- _YOUR GOAL_: Whenever a line in the material below includes "Planet", copy that line.

- _EXCERPTED RECORDS_:

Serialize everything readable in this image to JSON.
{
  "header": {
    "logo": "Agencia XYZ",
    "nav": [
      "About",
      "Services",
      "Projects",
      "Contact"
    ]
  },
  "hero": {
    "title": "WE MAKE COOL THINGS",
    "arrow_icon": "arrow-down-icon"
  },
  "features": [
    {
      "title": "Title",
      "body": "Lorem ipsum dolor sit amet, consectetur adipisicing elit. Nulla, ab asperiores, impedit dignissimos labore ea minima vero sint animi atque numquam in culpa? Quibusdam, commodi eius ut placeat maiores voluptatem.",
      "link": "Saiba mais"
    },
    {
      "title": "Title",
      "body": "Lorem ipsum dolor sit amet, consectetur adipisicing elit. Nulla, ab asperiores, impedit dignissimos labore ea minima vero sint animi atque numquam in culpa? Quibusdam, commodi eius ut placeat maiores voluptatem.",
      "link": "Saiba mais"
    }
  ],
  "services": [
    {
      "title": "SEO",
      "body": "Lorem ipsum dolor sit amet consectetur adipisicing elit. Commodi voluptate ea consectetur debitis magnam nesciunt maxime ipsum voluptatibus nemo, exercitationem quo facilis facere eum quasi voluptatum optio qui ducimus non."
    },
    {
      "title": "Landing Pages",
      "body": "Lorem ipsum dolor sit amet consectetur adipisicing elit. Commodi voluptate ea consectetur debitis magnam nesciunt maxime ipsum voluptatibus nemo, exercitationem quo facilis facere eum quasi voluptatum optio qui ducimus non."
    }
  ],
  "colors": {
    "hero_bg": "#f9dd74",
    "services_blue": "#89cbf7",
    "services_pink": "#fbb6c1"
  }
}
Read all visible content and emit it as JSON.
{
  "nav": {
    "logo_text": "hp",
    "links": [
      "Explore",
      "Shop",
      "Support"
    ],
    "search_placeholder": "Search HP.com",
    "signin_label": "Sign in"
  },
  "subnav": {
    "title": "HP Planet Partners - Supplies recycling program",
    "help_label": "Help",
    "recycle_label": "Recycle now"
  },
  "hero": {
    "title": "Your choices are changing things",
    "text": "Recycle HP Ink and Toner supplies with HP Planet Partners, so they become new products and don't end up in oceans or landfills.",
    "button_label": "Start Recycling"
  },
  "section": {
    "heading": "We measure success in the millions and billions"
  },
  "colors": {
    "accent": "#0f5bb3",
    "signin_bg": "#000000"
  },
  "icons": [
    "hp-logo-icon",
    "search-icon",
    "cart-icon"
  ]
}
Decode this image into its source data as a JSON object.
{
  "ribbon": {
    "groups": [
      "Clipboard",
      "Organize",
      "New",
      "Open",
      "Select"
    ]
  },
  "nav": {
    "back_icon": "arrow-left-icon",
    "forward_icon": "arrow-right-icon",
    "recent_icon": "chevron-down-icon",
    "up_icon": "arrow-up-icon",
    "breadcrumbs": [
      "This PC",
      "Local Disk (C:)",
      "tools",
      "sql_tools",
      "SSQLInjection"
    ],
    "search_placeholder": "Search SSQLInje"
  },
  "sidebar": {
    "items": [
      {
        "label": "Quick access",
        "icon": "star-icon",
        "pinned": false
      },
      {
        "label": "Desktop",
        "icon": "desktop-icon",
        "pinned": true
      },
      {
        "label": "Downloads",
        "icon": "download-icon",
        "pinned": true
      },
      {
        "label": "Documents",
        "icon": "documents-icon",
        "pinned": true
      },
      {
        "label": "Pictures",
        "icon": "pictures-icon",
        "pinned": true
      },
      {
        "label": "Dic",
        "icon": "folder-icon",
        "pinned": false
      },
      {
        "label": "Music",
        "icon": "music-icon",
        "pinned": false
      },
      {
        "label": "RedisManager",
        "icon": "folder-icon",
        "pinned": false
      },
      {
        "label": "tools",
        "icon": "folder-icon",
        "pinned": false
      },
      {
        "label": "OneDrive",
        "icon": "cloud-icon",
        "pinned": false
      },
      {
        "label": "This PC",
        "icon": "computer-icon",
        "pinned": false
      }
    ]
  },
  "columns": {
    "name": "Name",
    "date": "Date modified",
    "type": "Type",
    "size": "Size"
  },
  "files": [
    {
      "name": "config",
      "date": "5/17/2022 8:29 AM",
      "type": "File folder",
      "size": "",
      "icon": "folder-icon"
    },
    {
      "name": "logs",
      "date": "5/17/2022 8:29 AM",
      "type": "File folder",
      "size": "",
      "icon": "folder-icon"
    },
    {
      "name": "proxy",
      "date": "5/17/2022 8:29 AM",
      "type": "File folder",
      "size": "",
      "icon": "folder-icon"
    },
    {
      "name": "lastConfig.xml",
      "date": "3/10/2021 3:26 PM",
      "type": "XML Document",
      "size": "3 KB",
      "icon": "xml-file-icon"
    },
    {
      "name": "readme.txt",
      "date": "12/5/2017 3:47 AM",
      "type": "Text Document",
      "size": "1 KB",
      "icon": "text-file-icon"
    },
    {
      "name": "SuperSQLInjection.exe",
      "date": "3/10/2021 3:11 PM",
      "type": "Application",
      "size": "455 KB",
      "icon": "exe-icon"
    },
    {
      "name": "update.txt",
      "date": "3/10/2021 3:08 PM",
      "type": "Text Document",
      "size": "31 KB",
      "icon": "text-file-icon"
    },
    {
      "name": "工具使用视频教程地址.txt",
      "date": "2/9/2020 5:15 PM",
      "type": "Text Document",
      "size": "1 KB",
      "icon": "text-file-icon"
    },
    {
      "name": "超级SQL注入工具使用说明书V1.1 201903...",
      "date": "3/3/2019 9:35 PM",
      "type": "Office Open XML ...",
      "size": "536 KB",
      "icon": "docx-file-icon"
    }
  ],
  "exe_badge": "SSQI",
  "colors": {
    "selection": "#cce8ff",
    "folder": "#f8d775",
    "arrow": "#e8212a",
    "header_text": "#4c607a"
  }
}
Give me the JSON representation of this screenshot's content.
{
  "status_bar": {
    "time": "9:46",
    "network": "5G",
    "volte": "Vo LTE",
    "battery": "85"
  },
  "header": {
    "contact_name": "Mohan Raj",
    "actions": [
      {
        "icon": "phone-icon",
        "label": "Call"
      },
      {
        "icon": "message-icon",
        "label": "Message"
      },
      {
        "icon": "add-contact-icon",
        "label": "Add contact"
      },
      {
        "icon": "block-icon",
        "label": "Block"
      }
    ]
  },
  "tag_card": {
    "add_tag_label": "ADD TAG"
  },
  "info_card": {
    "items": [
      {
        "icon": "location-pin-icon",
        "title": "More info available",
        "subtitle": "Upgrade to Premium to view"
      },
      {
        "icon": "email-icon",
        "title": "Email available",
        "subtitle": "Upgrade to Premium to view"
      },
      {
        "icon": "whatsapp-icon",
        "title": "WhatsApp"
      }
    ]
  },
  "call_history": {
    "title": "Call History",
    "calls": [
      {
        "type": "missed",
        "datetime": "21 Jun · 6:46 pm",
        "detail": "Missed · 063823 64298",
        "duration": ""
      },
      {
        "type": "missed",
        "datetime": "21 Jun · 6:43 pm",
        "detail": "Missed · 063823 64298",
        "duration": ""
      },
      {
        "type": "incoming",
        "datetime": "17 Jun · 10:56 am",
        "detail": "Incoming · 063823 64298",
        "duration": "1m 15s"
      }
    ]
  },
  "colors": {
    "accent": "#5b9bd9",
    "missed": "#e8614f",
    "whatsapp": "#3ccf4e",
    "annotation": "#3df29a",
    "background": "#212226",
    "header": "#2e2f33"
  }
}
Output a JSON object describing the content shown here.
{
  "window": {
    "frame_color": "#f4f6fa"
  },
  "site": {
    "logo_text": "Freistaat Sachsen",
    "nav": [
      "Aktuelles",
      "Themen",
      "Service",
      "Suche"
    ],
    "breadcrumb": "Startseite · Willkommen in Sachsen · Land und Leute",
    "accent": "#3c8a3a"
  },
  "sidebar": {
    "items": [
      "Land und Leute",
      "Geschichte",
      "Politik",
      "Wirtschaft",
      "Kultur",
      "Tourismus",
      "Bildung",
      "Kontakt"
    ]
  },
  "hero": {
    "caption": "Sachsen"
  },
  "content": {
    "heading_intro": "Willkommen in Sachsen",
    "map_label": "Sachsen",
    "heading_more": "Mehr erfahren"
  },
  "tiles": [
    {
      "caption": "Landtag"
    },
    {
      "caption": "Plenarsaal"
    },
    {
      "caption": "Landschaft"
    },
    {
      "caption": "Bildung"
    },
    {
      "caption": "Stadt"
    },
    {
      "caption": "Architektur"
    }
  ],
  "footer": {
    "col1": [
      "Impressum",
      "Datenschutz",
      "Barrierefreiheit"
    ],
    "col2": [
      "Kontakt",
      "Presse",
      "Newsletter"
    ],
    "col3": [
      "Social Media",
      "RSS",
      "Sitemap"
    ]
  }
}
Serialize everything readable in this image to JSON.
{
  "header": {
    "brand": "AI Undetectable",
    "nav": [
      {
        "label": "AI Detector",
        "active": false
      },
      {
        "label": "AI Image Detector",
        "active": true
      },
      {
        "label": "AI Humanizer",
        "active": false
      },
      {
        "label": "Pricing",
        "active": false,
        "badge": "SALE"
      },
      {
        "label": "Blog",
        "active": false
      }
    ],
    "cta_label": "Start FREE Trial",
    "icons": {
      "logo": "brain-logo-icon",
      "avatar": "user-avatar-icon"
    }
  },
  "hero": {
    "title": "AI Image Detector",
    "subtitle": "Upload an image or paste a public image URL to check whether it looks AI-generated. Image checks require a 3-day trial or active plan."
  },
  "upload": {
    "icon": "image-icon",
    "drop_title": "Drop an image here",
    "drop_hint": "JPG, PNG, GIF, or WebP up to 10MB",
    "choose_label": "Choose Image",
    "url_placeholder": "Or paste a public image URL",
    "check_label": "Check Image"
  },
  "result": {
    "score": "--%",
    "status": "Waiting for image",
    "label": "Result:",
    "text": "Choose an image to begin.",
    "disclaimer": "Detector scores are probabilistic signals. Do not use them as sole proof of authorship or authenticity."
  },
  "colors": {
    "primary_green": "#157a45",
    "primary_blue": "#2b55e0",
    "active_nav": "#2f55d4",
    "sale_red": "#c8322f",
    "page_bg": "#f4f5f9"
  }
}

- _EXERCISE RESPONSE_:
    "title": "HP Planet Partners - Supplies recycling program",
    "text": "Recycle HP Ink and Toner supplies with HP Planet Partners, so they become new products and don't end up in oceans or landfills.",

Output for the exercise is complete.